■ Directions for this task: The answer is every line of the records that holds the word "User", copied in full.

■ Given data:
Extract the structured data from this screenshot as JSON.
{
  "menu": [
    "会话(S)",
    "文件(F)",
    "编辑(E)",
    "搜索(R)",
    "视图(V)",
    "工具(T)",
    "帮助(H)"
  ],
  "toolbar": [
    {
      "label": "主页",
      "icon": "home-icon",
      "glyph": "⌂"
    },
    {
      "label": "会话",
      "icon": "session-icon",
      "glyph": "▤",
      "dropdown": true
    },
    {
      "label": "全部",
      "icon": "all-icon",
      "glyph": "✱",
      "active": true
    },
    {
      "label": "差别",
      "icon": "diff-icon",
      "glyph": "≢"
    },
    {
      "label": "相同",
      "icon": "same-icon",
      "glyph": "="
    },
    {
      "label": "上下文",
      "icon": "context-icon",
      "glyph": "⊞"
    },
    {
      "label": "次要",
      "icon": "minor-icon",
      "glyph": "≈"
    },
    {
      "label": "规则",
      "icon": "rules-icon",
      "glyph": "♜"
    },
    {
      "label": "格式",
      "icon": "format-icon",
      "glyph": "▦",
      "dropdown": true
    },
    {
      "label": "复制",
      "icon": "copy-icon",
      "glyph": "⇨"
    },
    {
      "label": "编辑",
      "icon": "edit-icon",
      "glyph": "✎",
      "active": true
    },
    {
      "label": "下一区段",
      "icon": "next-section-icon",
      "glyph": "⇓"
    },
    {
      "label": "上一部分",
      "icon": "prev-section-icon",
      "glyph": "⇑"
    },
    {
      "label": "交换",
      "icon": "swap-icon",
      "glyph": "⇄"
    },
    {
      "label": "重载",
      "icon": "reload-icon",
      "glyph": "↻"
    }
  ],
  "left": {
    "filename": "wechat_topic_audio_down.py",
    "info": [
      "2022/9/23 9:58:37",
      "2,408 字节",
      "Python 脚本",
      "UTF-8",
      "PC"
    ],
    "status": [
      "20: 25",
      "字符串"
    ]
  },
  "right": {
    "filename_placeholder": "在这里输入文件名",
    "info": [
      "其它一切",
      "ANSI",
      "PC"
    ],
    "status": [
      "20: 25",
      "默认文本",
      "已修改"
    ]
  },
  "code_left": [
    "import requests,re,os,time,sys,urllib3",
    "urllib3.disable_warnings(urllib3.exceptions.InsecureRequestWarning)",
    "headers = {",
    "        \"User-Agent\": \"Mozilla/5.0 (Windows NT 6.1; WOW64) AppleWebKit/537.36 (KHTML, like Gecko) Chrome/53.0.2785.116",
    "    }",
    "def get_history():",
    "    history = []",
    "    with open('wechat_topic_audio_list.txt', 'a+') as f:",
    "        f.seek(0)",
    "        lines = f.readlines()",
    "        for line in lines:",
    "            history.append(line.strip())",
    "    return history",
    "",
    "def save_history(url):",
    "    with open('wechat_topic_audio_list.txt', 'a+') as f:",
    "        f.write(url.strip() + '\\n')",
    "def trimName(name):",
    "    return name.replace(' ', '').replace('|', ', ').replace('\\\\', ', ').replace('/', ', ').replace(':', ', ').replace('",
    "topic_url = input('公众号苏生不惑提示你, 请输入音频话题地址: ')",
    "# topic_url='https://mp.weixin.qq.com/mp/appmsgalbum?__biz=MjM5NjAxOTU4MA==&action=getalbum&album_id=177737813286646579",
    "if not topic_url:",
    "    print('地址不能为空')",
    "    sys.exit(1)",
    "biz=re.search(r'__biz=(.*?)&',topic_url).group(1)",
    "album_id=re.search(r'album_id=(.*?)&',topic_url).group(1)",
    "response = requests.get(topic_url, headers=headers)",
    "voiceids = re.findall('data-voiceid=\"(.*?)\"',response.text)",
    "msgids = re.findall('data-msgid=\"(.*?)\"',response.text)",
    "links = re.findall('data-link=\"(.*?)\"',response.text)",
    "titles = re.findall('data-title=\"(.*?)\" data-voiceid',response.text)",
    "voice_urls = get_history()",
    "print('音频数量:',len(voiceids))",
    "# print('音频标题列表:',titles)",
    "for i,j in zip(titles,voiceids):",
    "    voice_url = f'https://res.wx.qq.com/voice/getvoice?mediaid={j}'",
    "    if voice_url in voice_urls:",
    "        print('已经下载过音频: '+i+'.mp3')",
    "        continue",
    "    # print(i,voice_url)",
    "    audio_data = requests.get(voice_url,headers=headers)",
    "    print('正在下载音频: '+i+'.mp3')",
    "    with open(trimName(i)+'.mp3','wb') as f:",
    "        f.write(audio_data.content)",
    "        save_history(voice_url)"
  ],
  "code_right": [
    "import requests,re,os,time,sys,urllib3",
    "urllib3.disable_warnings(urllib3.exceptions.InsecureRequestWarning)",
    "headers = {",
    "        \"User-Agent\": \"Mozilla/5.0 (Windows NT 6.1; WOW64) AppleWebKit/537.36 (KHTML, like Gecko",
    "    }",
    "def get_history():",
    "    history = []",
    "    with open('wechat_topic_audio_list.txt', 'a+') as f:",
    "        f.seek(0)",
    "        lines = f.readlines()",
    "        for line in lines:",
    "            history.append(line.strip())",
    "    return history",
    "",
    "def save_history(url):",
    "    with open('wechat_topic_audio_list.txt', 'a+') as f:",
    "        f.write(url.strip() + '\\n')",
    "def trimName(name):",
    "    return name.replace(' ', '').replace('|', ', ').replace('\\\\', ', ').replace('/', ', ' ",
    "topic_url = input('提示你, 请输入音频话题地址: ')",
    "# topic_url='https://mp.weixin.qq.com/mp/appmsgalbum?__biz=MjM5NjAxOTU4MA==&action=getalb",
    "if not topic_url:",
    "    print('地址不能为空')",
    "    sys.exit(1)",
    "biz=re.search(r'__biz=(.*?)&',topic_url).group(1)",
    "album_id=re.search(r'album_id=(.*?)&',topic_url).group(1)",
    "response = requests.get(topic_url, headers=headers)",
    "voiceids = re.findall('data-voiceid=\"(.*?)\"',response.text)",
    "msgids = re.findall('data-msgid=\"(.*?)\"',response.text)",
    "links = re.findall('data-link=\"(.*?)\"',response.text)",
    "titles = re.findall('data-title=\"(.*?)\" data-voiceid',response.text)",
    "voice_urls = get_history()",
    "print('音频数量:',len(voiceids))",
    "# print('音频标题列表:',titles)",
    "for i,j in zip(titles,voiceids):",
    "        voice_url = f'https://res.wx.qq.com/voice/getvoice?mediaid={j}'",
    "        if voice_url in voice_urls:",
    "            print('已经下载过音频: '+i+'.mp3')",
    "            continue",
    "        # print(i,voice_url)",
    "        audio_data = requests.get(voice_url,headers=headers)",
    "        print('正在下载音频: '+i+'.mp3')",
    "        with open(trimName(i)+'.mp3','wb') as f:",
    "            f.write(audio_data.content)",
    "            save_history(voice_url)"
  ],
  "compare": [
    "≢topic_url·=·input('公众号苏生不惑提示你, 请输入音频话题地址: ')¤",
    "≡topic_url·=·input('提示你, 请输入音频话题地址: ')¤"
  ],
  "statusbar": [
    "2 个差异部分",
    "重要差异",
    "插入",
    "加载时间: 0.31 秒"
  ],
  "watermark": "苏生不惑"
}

■ Solution to the exercise:
    "        \"User-Agent\": \"Mozilla/5.0 (Windows NT 6.1; WOW64) AppleWebKit/537.36 (KHTML, like Gecko) Chrome/53.0.2785.116",
    "        \"User-Agent\": \"Mozilla/5.0 (Windows NT 6.1; WOW64) AppleWebKit/537.36 (KHTML, like Gecko",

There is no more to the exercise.